[Exercise] Nothing in the records may be left out; restate them word for word.

[Exercise input]
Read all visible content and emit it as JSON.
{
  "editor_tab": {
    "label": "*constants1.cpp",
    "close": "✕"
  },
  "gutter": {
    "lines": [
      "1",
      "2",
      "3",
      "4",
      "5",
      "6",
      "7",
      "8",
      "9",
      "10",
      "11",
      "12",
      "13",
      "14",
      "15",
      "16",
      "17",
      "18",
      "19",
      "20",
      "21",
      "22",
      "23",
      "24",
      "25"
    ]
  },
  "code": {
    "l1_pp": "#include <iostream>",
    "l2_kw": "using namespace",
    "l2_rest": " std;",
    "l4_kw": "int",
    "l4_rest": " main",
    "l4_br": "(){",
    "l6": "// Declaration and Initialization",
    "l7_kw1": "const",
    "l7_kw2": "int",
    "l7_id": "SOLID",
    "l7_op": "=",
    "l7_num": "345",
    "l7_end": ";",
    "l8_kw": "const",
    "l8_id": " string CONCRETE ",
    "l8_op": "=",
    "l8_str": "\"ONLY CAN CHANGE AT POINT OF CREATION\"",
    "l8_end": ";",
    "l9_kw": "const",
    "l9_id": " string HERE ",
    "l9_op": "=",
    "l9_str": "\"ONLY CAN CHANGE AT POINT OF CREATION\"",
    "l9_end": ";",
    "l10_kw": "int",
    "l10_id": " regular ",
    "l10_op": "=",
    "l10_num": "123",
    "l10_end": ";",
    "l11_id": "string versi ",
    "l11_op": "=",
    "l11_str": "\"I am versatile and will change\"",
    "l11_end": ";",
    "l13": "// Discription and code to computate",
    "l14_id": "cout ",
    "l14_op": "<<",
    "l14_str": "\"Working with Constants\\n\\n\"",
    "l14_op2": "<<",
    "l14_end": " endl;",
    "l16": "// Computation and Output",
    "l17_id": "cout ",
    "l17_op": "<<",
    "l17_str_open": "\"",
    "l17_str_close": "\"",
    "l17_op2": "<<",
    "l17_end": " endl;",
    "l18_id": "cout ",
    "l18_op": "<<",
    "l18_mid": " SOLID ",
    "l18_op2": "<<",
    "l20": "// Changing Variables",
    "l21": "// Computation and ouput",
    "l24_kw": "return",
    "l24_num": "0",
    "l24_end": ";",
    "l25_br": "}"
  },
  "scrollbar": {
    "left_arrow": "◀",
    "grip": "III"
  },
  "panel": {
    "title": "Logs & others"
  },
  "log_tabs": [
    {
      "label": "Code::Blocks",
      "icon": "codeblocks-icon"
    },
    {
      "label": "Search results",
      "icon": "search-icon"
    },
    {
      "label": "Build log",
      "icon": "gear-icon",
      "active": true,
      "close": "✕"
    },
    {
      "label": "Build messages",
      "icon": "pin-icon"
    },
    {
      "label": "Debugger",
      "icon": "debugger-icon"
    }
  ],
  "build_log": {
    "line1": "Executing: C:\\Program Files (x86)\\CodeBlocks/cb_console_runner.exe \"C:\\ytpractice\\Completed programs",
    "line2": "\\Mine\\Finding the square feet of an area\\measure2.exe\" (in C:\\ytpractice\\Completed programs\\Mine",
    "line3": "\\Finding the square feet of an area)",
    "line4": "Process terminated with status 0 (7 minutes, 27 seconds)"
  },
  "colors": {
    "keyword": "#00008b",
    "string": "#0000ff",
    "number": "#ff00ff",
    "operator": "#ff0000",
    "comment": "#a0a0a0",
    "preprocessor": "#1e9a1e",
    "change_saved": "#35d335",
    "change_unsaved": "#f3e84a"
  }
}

[Solution to this problem]
Read all visible content and emit it as JSON.
{
  "editor_tab": {
    "label": "*constants1.cpp",
    "close": "✕"
  },
  "gutter": {
    "lines": [
      "1",
      "2",
      "3",
      "4",
      "5",
      "6",
      "7",
      "8",
      "9",
      "10",
      "11",
      "12",
      "13",
      "14",
      "15",
      "16",
      "17",
      "18",
      "19",
      "20",
      "21",
      "22",
      "23",
      "24",
      "25"
    ]
  },
  "code": {
    "l1_pp": "#include <iostream>",
    "l2_kw": "using namespace",
    "l2_rest": " std;",
    "l4_kw": "int",
    "l4_rest": " main",
    "l4_br": "(){",
    "l6": "// Declaration and Initialization",
    "l7_kw1": "const",
    "l7_kw2": "int",
    "l7_id": "SOLID",
    "l7_op": "=",
    "l7_num": "345",
    "l7_end": ";",
    "l8_kw": "const",
    "l8_id": " string CONCRETE ",
    "l8_op": "=",
    "l8_str": "\"ONLY CAN CHANGE AT POINT OF CREATION\"",
    "l8_end": ";",
    "l9_kw": "const",
    "l9_id": " string HERE ",
    "l9_op": "=",
    "l9_str": "\"ONLY CAN CHANGE AT POINT OF CREATION\"",
    "l9_end": ";",
    "l10_kw": "int",
    "l10_id": " regular ",
    "l10_op": "=",
    "l10_num": "123",
    "l10_end": ";",
    "l11_id": "string versi ",
    "l11_op": "=",
    "l11_str": "\"I am versatile and will change\"",
    "l11_end": ";",
    "l13": "// Discription and code to computate",
    "l14_id": "cout ",
    "l14_op": "<<",
    "l14_str": "\"Working with Constants\\n\\n\"",
    "l14_op2": "<<",
    "l14_end": " endl;",
    "l16": "// Computation and Output",
    "l17_id": "cout ",
    "l17_op": "<<",
    "l17_str_open": "\"",
    "l17_str_close": "\"",
    "l17_op2": "<<",
    "l17_end": " endl;",
    "l18_id": "cout ",
    "l18_op": "<<",
    "l18_mid": " SOLID ",
    "l18_op2": "<<",
    "l20": "// Changing Variables",
    "l21": "// Computation and ouput",
    "l24_kw": "return",
    "l24_num": "0",
    "l24_end": ";",
    "l25_br": "}"
  },
  "scrollbar": {
    "left_arrow": "◀",
    "grip": "III"
  },
  "panel": {
    "title": "Logs & others"
  },
  "log_tabs": [
    {
      "label": "Code::Blocks",
      "icon": "codeblocks-icon"
    },
    {
      "label": "Search results",
      "icon": "search-icon"
    },
    {
      "label": "Build log",
      "icon": "gear-icon",
      "active": true,
      "close": "✕"
    },
    {
      "label": "Build messages",
      "icon": "pin-icon"
    },
    {
      "label": "Debugger",
      "icon": "debugger-icon"
    }
  ],
  "build_log": {
    "line1": "Executing: C:\\Program Files (x86)\\CodeBlocks/cb_console_runner.exe \"C:\\ytpractice\\Completed programs",
    "line2": "\\Mine\\Finding the square feet of an area\\measure2.exe\" (in C:\\ytpractice\\Completed programs\\Mine",
    "line3": "\\Finding the square feet of an area)",
    "line4": "Process terminated with status 0 (7 minutes, 27 seconds)"
  },
  "colors": {
    "keyword": "#00008b",
    "string": "#0000ff",
    "number": "#ff00ff",
    "operator": "#ff0000",
    "comment": "#a0a0a0",
    "preprocessor": "#1e9a1e",
    "change_saved": "#35d335",
    "change_unsaved": "#f3e84a"
  }
}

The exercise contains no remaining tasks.